While we focus on (and maybe obsess over) the nutrients, vitamins or calories in our food, food social enterprises like Newcomer Kitchen are using food's potential to open minds, build healthy communities, and open minds. "You are what you eat" takes on new meaning if we consider not only what is in our dinner, but how and with whom we are dining.
While Madrid is a city in which you could easily spend a year and not see, do or eat everything, it's also an easily accessible stopover if you're just passing through. I managed to sneak in about 24 hours in Spain's capital city. And it's amazing how much one can accomplish in such a short time with an itinerary. Unless you're the aimless wandering type, a plan is key.
I was a club kid of the late-'90s in London, when house music had merged into the mainstream and was no longer solely entertaining audiences of the "underground" variety. Back then, I never made it to the music Mecca that is Ibiza. And I've always regretted it. Twenty years later, to prove that a 40-something could still work the local scene, I hightailed it to what may very well be considered the clubbing capital of the world.
At first thought, a fusion of Japanese and Italian dishes might seem odd. For Francesco Apreda, however, the melding of these two cuisines came across as a natural progression. Apreda spent years in Japan learning about that nation's flavours and cooking techniques. When he returned to Rome, he applied what he had learned to his native cuisine, and the results are marvellous.
Whenever I'm about to travel to a new destination, I pour myself into research that -- hopefully -- leads me to the most interesting activities, Instagram-worthy points of interest, a better understanding of cultural expectations and the best places to indulge my #FoodPorn obsession. San Diego is no different!
This savvy entrepreneur has amassed a culinary empire known as Gusto54; the restaurant group includes a portfolio of eateries: Gusto 101, Trattoria Nervosa and Pai restaurants, as well as Gusto 54 catering.I had an opportunity to chat with Zuccarini, someone who helped grow Toronto's fledgling dining scene into a dazzling multicultural marvel.
This bar encourages women to alert bar staff if their dates make them feel unsafe or if they receive unwanted attention from other customers. The sign posted in the women's washroom reads: "Your safety and happiness is our highest priority." Not surprisingly, support for this policy has reverberated across the Atlantic.
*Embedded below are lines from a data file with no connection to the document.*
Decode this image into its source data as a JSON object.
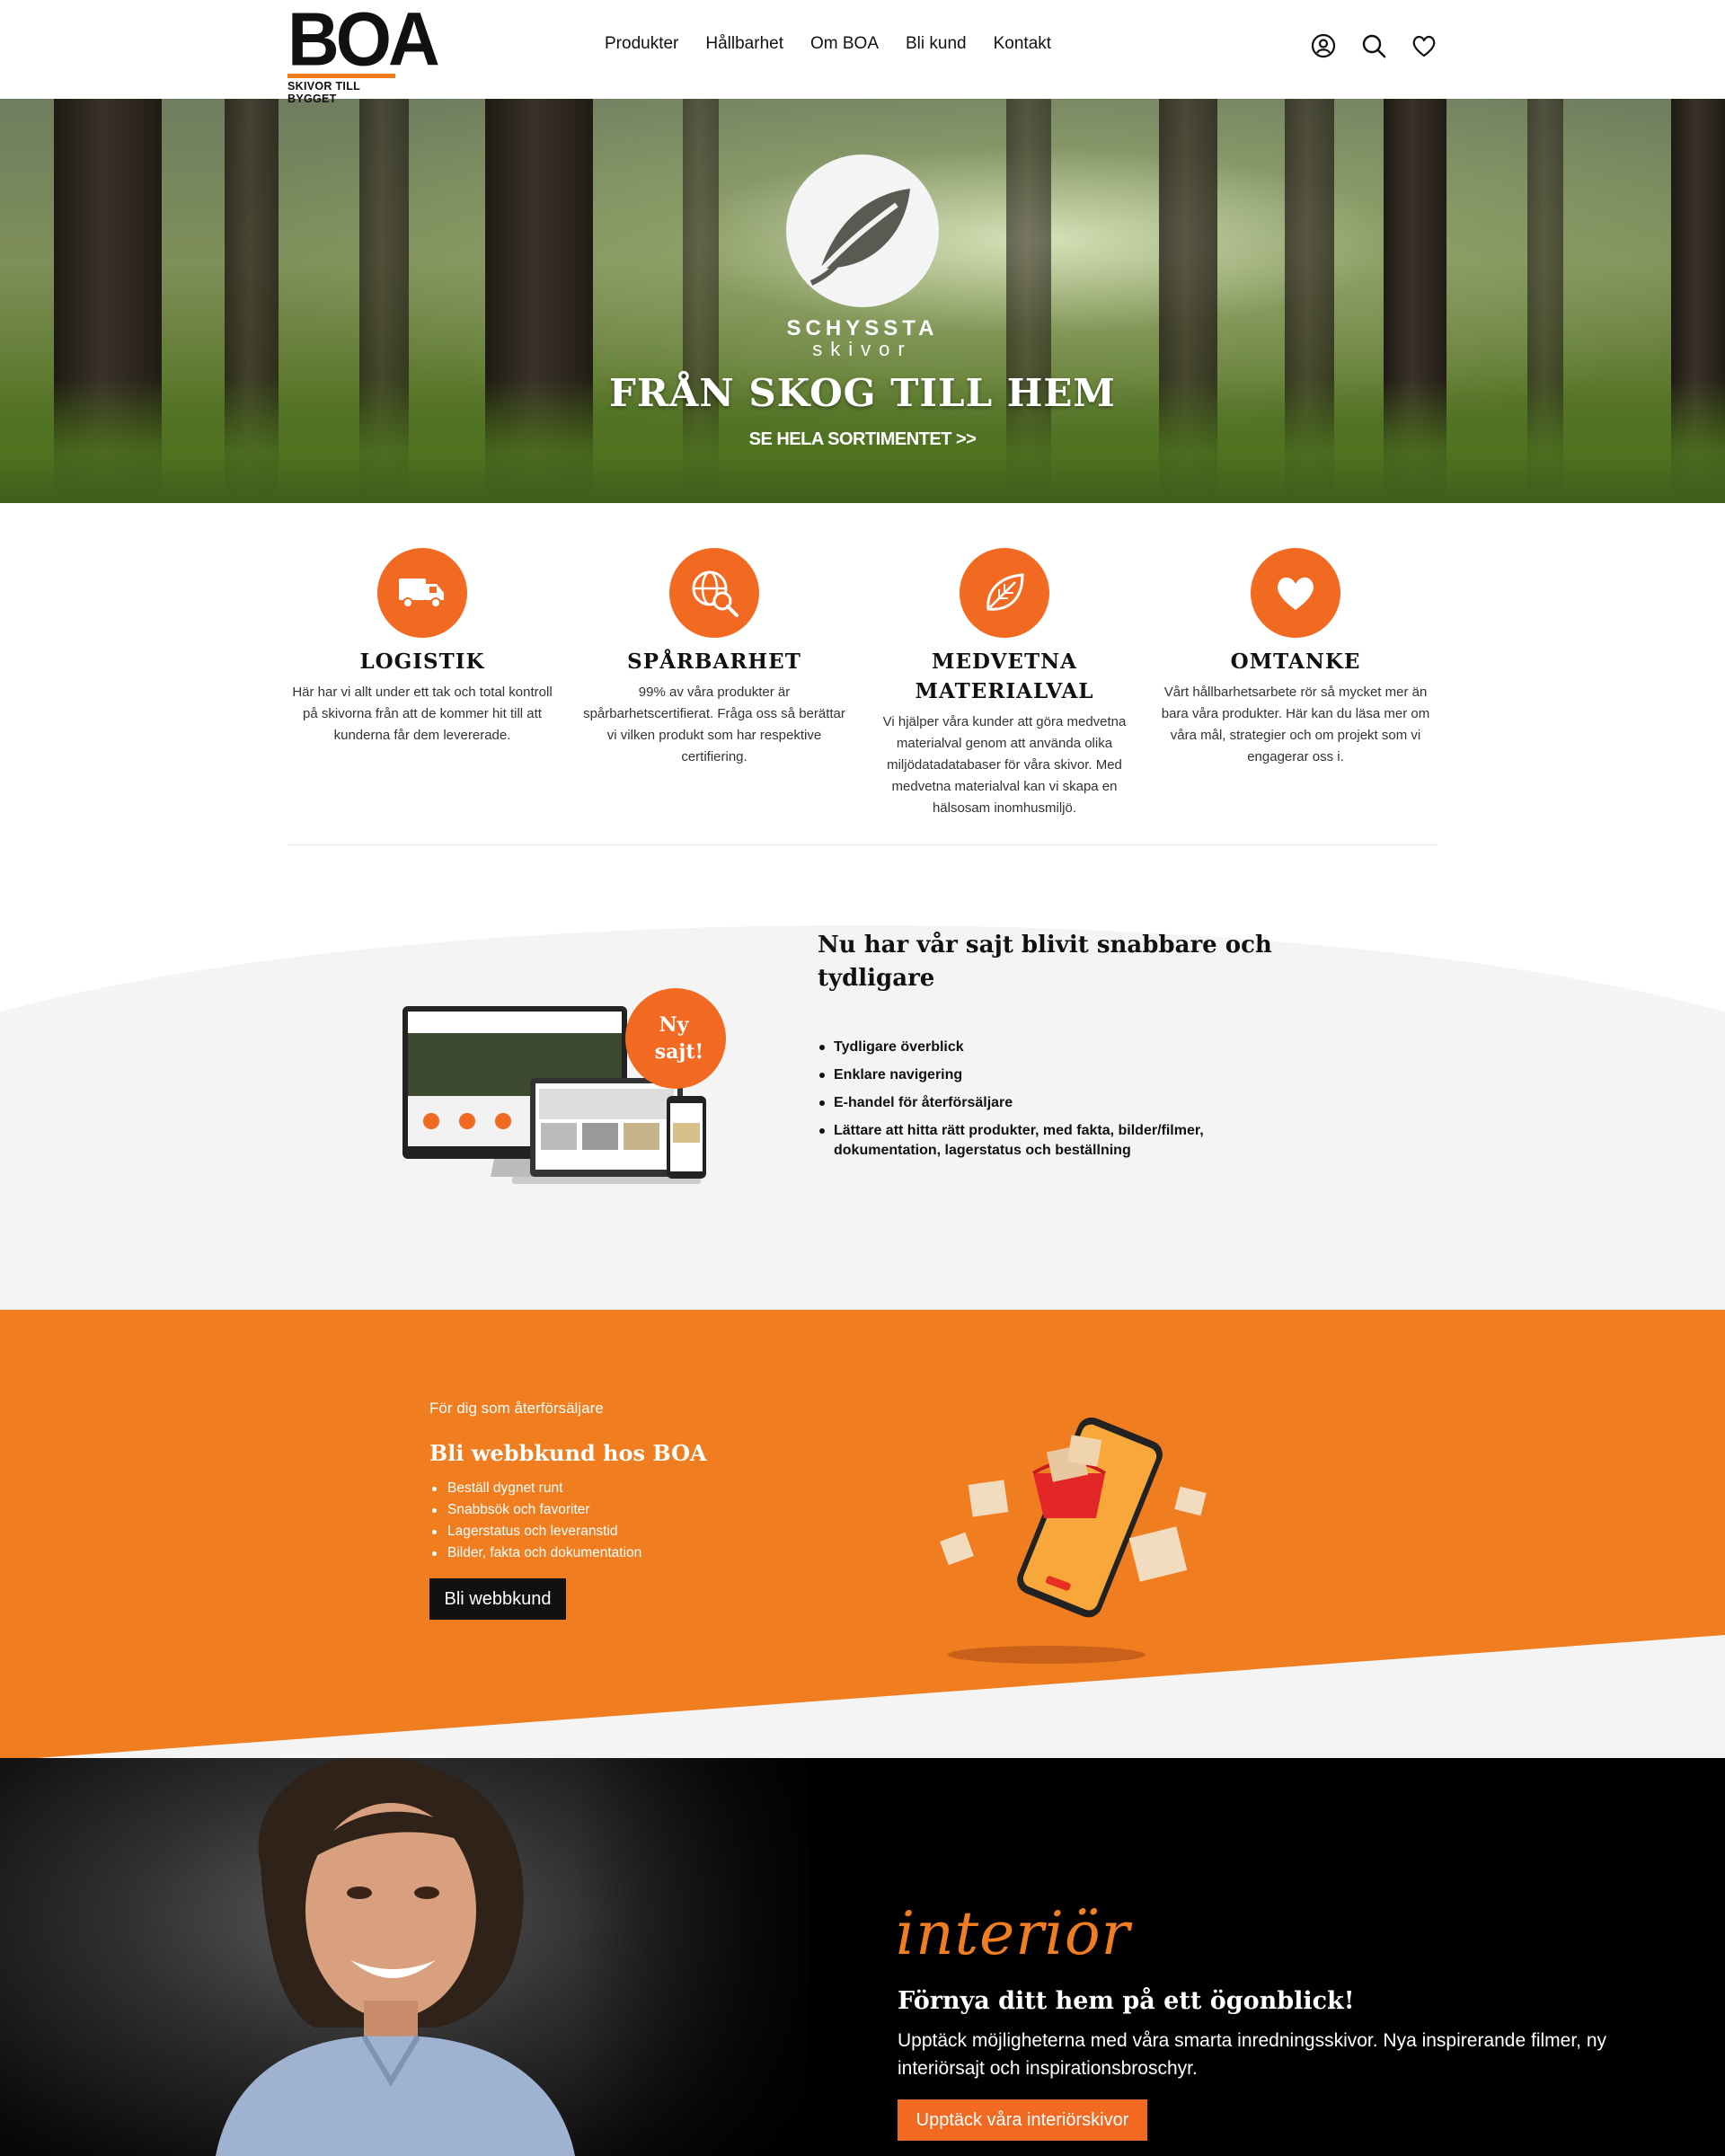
{
  "brand": {
    "logo_text": "BOA",
    "logo_tagline": "SKIVOR TILL BYGGET",
    "accent_color": "#f07d20"
  },
  "nav": {
    "items": [
      {
        "label": "Produkter"
      },
      {
        "label": "Hållbarhet"
      },
      {
        "label": "Om BOA"
      },
      {
        "label": "Bli kund"
      },
      {
        "label": "Kontakt"
      }
    ],
    "icons": [
      "account-icon",
      "search-icon",
      "heart-icon"
    ]
  },
  "hero": {
    "emblem_line1": "SCHYSSTA",
    "emblem_line2": "skivor",
    "title": "FRÅN SKOG TILL HEM",
    "link": "SE HELA SORTIMENTET >>"
  },
  "features": [
    {
      "icon": "truck-icon",
      "title": "LOGISTIK",
      "text": "Här har vi allt under ett tak och total kontroll på skivorna från att de kommer hit till att kunderna får dem levererade."
    },
    {
      "icon": "globe-search-icon",
      "title": "SPÅRBARHET",
      "text": "99% av våra produkter är spårbarhetscertifierat. Fråga oss så berättar vi vilken produkt som har respektive certifiering."
    },
    {
      "icon": "leaf-icon",
      "title": "MEDVETNA MATERIALVAL",
      "text": "Vi hjälper våra kunder att göra medvetna materialval genom att använda olika miljödatadatabaser för våra skivor. Med medvetna materialval kan vi skapa en hälsosam inomhusmiljö."
    },
    {
      "icon": "heart-icon",
      "title": "OMTANKE",
      "text": "Vårt hållbarhetsarbete rör så mycket mer än bara våra produkter. Här kan du läsa mer om våra mål, strategier och om projekt som vi engagerar oss i."
    }
  ],
  "newsite": {
    "badge": "Ny sajt!",
    "title": "Nu har vår sajt blivit snabbare och tydligare",
    "bullets": [
      "Tydligare överblick",
      "Enklare navigering",
      "E-handel för återförsäljare",
      "Lättare att hitta rätt produkter, med fakta, bilder/filmer, dokumentation, lagerstatus och beställning"
    ]
  },
  "reseller": {
    "kicker": "För dig som återförsäljare",
    "title": "Bli webbkund hos BOA",
    "bullets": [
      "Beställ dygnet runt",
      "Snabbsök och favoriter",
      "Lagerstatus och leveranstid",
      "Bilder, fakta och dokumentation"
    ],
    "button": "Bli webbkund"
  },
  "interior": {
    "script_title": "interiör",
    "title": "Förnya ditt hem på ett ögonblick!",
    "text": "Upptäck möjligheterna med våra smarta inredningsskivor. Nya inspirerande filmer, ny interiörsajt och inspirationsbroschyr.",
    "button": "Upptäck våra interiörskivor"
  }
}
Unless you have a friend or relative from one of the islands, it's virtually unknown to the majority of the populace. This is a good and bad thing. Good -- because these islands preserve some of the most untouched and natural beauty left in the world. Bad -- because if you're not here, you're missing out.
The countries of Central Europe -- especially the ones that were part of the Communist bloc -- don't attract the foodie kind as much. It's not surprising, since communism did serious damage to all kind of culture, including gastronomy. But Prague's culinary culture is just beginning to find its wheels again.
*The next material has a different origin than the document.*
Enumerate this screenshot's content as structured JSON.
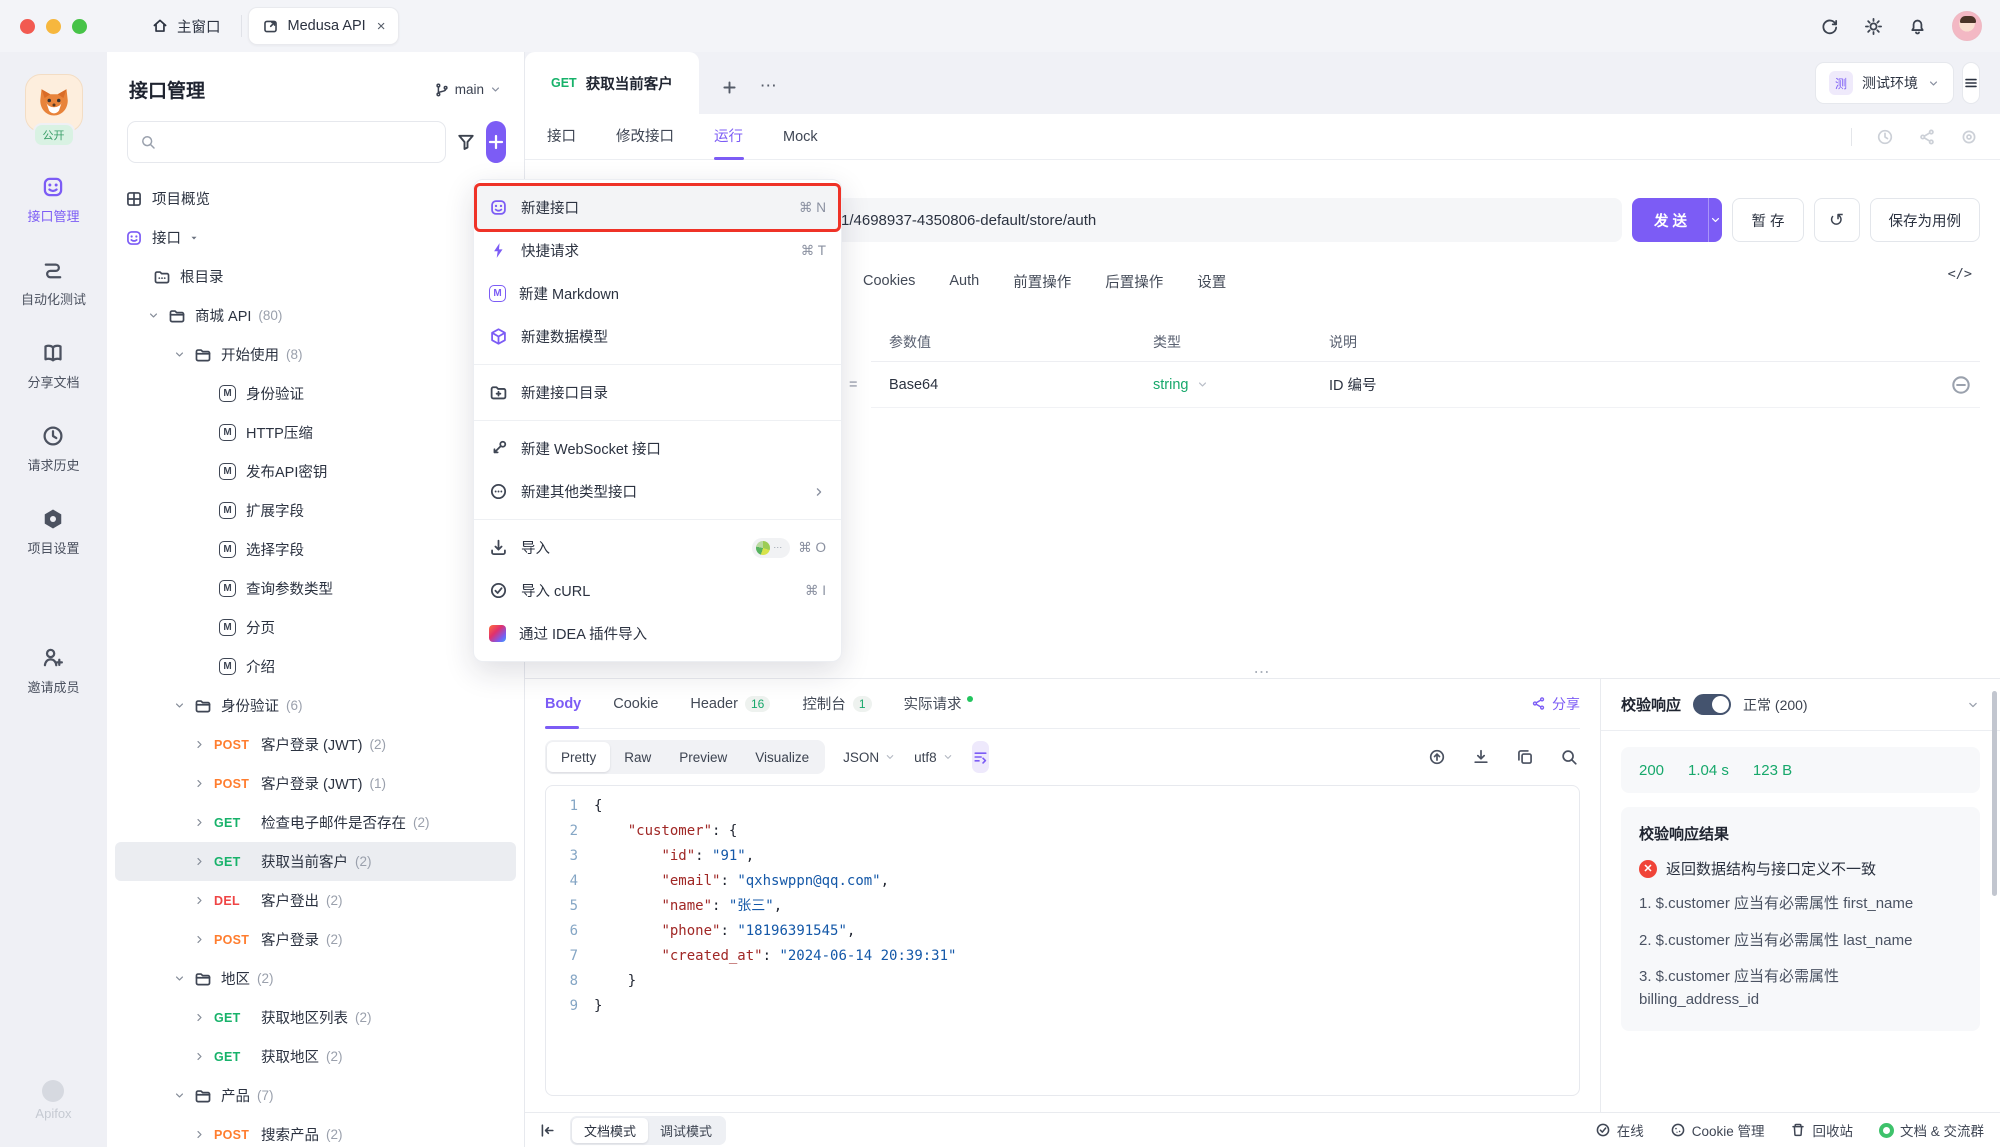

If there is one thing millennials crave more than anything else, it's a great meal at a hip restaurant. This is one generation that eats out more often than any other. Fifty-three per cent of millennials go out to eat once a week, compared with 43 per cent for the general population. For them it's not about the convenience, but rather the experience. When millennials dine out, they know exactly what they're looking for.
Defined as Eclectic West Coast cuisine, Chef Michael Hay elaborates on Beaumont Kitchen's food philosophy: " It is a lifestyle cuisine focused on whole ingredients and whole foods...it is very vegetable driven." Chef posits it as a place where you get a robust restaurant experience, have a meal and feel nourished.